**Extracted entries**.
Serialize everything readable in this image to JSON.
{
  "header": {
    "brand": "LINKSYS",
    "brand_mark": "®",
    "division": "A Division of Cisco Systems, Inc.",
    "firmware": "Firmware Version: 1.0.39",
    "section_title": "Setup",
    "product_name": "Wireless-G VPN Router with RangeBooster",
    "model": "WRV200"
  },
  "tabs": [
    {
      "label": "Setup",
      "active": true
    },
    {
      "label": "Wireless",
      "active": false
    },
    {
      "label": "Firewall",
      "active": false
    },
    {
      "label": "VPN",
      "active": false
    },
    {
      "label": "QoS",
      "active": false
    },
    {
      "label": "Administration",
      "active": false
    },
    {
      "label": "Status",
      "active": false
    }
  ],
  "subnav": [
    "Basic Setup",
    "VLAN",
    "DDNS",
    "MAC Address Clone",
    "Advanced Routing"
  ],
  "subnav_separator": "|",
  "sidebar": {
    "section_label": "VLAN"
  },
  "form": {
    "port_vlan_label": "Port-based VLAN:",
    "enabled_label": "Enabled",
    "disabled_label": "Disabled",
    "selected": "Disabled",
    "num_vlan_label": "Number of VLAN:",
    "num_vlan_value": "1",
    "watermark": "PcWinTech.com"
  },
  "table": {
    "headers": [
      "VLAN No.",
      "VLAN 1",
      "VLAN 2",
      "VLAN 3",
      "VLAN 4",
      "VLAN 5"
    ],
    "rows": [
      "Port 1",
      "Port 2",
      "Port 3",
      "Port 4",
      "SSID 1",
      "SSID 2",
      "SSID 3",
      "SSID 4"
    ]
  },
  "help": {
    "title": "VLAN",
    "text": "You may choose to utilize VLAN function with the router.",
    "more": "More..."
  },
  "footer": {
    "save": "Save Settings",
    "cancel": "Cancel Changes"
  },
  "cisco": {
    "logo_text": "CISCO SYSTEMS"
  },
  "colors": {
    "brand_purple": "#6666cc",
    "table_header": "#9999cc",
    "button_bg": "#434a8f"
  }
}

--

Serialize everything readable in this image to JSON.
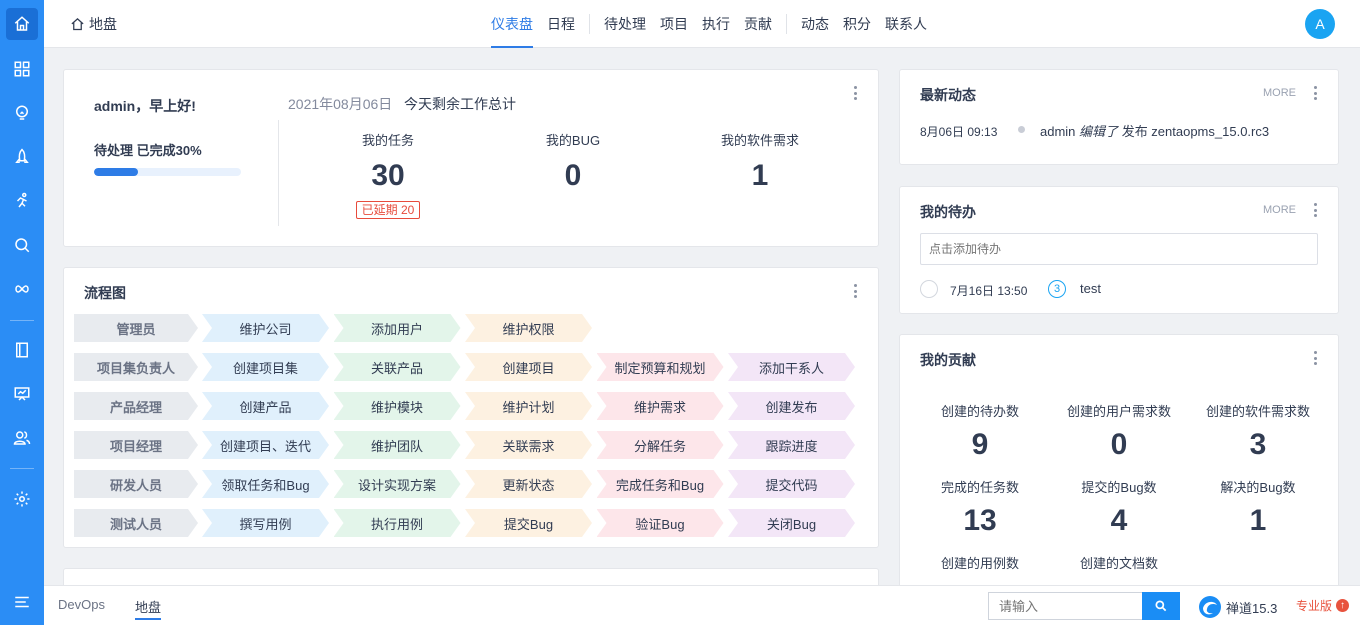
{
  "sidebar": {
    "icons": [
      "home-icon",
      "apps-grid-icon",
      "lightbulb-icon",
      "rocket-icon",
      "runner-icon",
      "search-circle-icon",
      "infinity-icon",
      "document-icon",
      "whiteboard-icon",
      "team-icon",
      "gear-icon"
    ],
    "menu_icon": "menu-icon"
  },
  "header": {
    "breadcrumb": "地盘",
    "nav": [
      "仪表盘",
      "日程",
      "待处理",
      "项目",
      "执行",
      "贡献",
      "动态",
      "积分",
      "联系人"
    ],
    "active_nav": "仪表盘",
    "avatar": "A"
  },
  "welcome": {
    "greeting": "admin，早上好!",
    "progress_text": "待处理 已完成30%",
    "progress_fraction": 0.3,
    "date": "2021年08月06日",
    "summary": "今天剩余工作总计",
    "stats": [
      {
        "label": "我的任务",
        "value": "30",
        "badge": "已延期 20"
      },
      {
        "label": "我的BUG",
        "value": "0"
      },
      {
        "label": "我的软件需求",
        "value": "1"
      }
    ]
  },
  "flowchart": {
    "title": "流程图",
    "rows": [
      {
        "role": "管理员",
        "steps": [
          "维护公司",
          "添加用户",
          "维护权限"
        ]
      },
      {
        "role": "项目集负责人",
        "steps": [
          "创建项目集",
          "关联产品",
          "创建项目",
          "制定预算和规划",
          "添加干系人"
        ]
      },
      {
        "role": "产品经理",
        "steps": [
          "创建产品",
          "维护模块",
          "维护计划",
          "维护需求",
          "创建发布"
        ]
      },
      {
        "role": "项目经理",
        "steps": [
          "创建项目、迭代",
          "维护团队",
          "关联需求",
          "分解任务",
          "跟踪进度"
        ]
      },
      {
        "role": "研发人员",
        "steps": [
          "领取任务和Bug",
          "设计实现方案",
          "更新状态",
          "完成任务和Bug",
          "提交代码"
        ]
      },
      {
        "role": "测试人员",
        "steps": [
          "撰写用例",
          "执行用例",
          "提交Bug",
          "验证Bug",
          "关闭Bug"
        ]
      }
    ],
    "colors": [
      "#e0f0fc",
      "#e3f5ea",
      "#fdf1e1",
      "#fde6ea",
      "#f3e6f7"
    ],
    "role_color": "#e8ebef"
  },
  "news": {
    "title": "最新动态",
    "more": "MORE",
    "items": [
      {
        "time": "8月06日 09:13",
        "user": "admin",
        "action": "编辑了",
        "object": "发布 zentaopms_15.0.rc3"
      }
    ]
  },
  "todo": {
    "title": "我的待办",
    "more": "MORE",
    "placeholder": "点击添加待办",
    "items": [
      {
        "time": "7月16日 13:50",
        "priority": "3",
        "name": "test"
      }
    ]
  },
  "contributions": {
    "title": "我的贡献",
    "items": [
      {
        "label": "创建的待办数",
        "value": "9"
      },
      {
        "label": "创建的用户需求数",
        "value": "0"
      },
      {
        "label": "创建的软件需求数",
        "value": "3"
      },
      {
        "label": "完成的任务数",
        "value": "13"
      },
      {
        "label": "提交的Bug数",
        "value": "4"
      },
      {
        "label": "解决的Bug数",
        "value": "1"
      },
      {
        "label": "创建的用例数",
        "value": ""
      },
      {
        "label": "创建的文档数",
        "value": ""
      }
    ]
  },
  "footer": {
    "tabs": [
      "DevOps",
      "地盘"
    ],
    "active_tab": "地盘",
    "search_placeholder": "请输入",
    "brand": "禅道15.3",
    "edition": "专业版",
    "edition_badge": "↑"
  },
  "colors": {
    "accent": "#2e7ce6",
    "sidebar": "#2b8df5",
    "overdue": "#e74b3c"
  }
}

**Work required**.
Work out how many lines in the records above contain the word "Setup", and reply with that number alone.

**Task answer**.
3